Roving Black Mobs Too Many to Ignore

Colin Flaherty, WND, March 23, 2014


Now, less than 24 hours after a mob of 30 black people roamed through the city’s downtown Saturday, beating, laughing, destroying property, sending three seriously hurt people to the hospital and walking away laughing, outraged citizens in Louisville are asking two questions: Why is black mob violence such a problem? And when is local media going to start telling the truth about it?

Samantha Craven saw one of the attacks: “I seriously just witnessed a man get beat (almost) to death on Broadway right by 4th street live,” she wrote at the WAVE-TV News site. “He was jumped by AT LEAST 30 kids!! There was blood everywhere. . . . This is the craziest s — I’ve ever seen in my life! I’m shaking. . . . I wanna cry.”

Later, via email, Craven described the attackers as black and added, “As we drove away, we noticed the group still walking laughing and carrying on a few blocks down.”

WHAS-TV News described one of the assaults as a “fight.” But it was hardly that.

“It was a group of black teens,” said Craig Roberts of Louisville. “Wonder why they won’t mention that.”


Amy Reid described what happened to her father, mother and children.

“These incidents actually started around 7 p.m. when these vicious little hoodlums attacked my 61-year-old father on the Big Four Bridge, in front of my mother and two small children, while they screamed for help and he pleaded for them to stop,” Reid posted in the comments section of the Louisville Courier-Journal. “Bystanders just stood and watched it happen, no one would help. Louisville Metro Police arrived and would not let them file a report and would not help them get off the bridge to their car safely! My girls are still traumatized and cannot understand why someone would want to hurt their grandpa.”

Reid’s family had to walk past their laughing attackers to return to their car.

Some of the violence took place in and around the parking lot of the Courier-Journal. The black mob vandalized several cars there. {snip}

Former Louisville Police Detective Dale Rhodes took to Facebook to put the racial violence in perspective after the paper removed his initial comments. Black-on-white crime is a fact of life in Louisville, he says. As is its denial.

“Over a period of about five weeks (I think in the summer of 1990) there were at least 20 incidents where white people were assaulted by a gang of blacks numbering anywhere from 5 to 15,” Rhodes wrote. “Many of the victims were severely beaten, some left for dead and others left with life-long, career-ending injuries. All the incidents involved black-on-white crime, every single one. Yet we were ordered, if asked, to tell reporters and the media there was no evidence to indicate these crimes were racially motivated. I personally witnessed commanding officers being far less than truthful with the media regarding these incidents.”

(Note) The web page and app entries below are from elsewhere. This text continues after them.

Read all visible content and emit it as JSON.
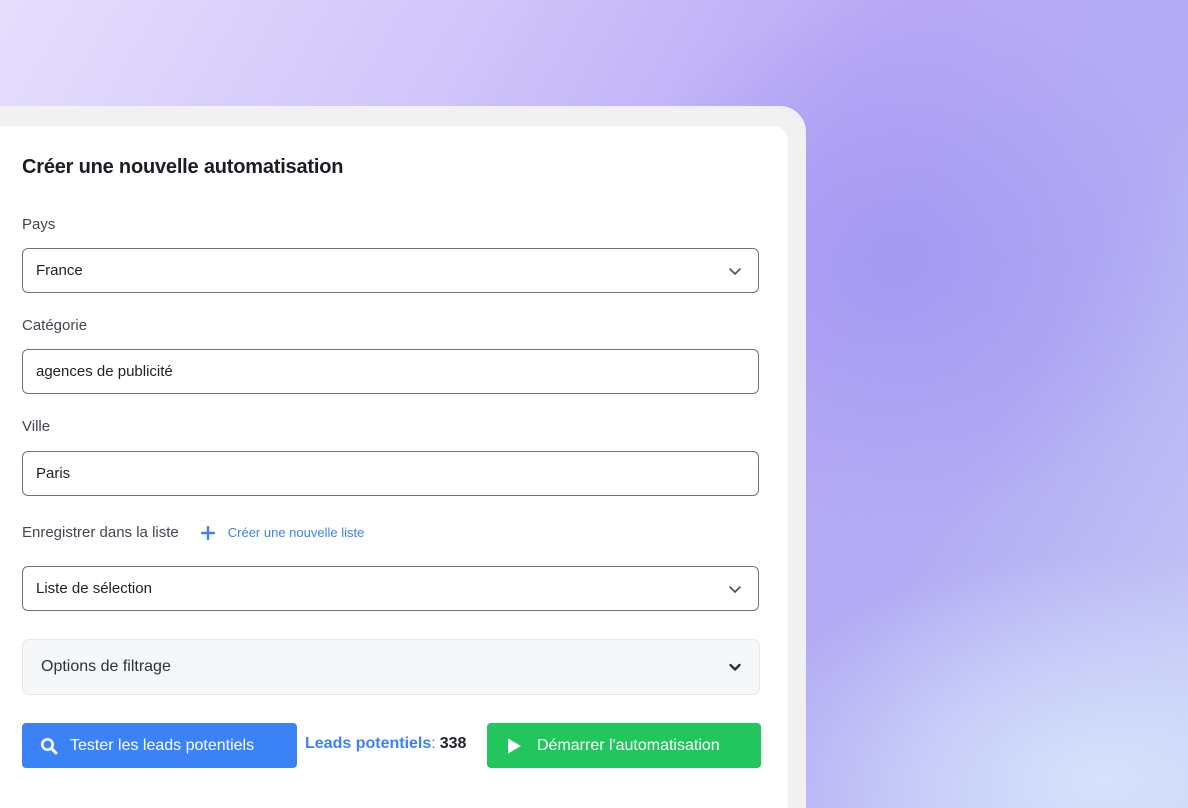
{
  "form": {
    "title": "Créer une nouvelle automatisation",
    "country": {
      "label": "Pays",
      "value": "France"
    },
    "category": {
      "label": "Catégorie",
      "value": "agences de publicité"
    },
    "city": {
      "label": "Ville",
      "value": "Paris"
    },
    "list": {
      "label": "Enregistrer dans la liste",
      "create_link": "Créer une nouvelle liste",
      "value": "Liste de sélection"
    },
    "filters": {
      "label": "Options de filtrage"
    }
  },
  "actions": {
    "test_label": "Tester les leads potentiels",
    "leads_label": "Leads potentiels",
    "leads_separator": ":",
    "leads_count": "338",
    "start_label": "Démarrer l'automatisation"
  },
  "colors": {
    "primary": "#3b82f6",
    "success": "#22c55e"
  },
  "icons": {
    "dropdown": "chevron-down-icon",
    "add": "plus-icon",
    "test": "search-icon",
    "start": "play-icon"
  }
}
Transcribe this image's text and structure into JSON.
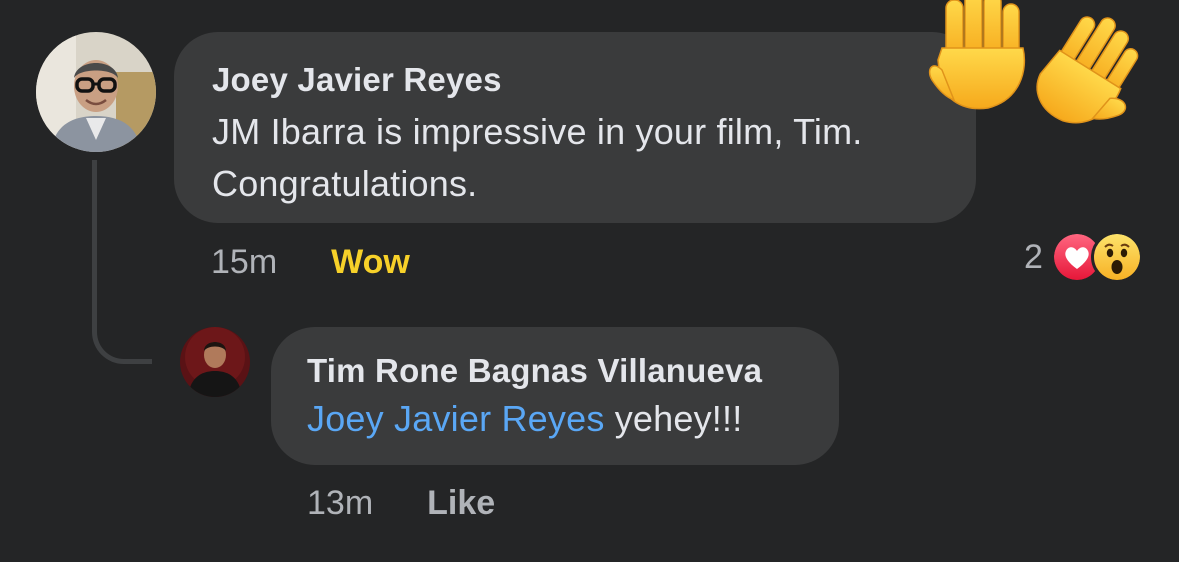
{
  "comments": [
    {
      "author": "Joey Javier Reyes",
      "text": "JM Ibarra is impressive in your film, Tim. Congratulations.",
      "time": "15m",
      "reaction_action": "Wow",
      "reaction_count": "2",
      "reaction_icons": [
        "heart-reaction",
        "wow-reaction"
      ]
    },
    {
      "author": "Tim Rone Bagnas Villanueva",
      "mention": "Joey Javier Reyes",
      "text": " yehey!!!",
      "time": "13m",
      "reaction_action": "Like"
    }
  ],
  "colors": {
    "background": "#242526",
    "bubble": "#3a3b3c",
    "text": "#e4e6eb",
    "secondary_text": "#b0b3b8",
    "mention": "#5aa7f5",
    "wow_action": "#f7d129",
    "heart_reaction": "#f33e58"
  },
  "decorations": {
    "emoji": "waving-hands"
  }
}
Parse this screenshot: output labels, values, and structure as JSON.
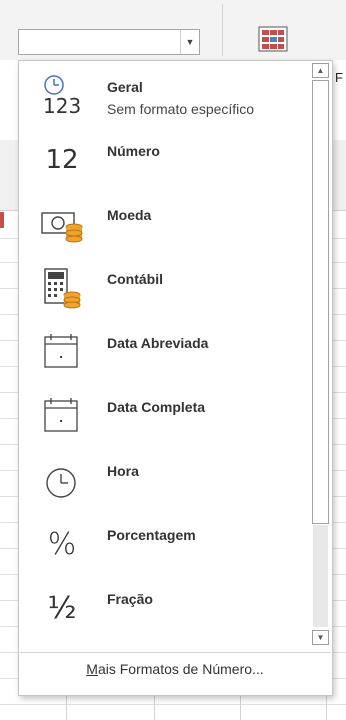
{
  "ribbon": {
    "number_format_value": "",
    "dropdown_arrow": "chevron-down-icon",
    "partial_label": "F"
  },
  "formats": [
    {
      "id": "general",
      "title": "Geral",
      "subtitle": "Sem formato específico",
      "icon": "clock-123-icon",
      "glyph": "123"
    },
    {
      "id": "number",
      "title": "Número",
      "subtitle": "",
      "icon": "number-12-icon",
      "glyph": "12"
    },
    {
      "id": "currency",
      "title": "Moeda",
      "subtitle": "",
      "icon": "currency-icon",
      "glyph": ""
    },
    {
      "id": "accounting",
      "title": "Contábil",
      "subtitle": "",
      "icon": "calculator-icon",
      "glyph": ""
    },
    {
      "id": "short-date",
      "title": "Data Abreviada",
      "subtitle": "",
      "icon": "calendar-icon",
      "glyph": ""
    },
    {
      "id": "long-date",
      "title": "Data Completa",
      "subtitle": "",
      "icon": "calendar-icon",
      "glyph": ""
    },
    {
      "id": "time",
      "title": "Hora",
      "subtitle": "",
      "icon": "clock-icon",
      "glyph": ""
    },
    {
      "id": "percentage",
      "title": "Porcentagem",
      "subtitle": "",
      "icon": "percent-icon",
      "glyph": "%"
    },
    {
      "id": "fraction",
      "title": "Fração",
      "subtitle": "",
      "icon": "fraction-icon",
      "glyph": "½"
    }
  ],
  "footer": {
    "more_formats_accel": "M",
    "more_formats_rest": "ais Formatos de Número..."
  },
  "colors": {
    "accent_red": "#c0504d",
    "coin_gold": "#f0a22e",
    "text": "#333333"
  }
}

“The incidents to which I refer are just the tip of the iceberg,” said the former police officer.

Writing in the Louisville Examiner in 2011, Thomas McAdam exposed Louisville’s dirty little secret: “Sadly, this idyllic urban oasis is fast devolving into a target-rich environment for roving bands of thugs. . . . The dirty little secret that City Hall wants to hide from the public is the fact that Waterfront Park is not a very safe place for families, particularly after dark.”

McAdam went on to describe an incident where 200 black people beat a disabled person at a bus stop after a minor league baseball game. The man went to the hospital with a fractured skull.

“But just how dangerous is it down at Waterfront Park?” McAdam asks. We may never know because “city officials hide the dangers from the public.”

Today, however, there are too many victims, too many witnesses, too many videos and too many people who want answers for that to continue forever.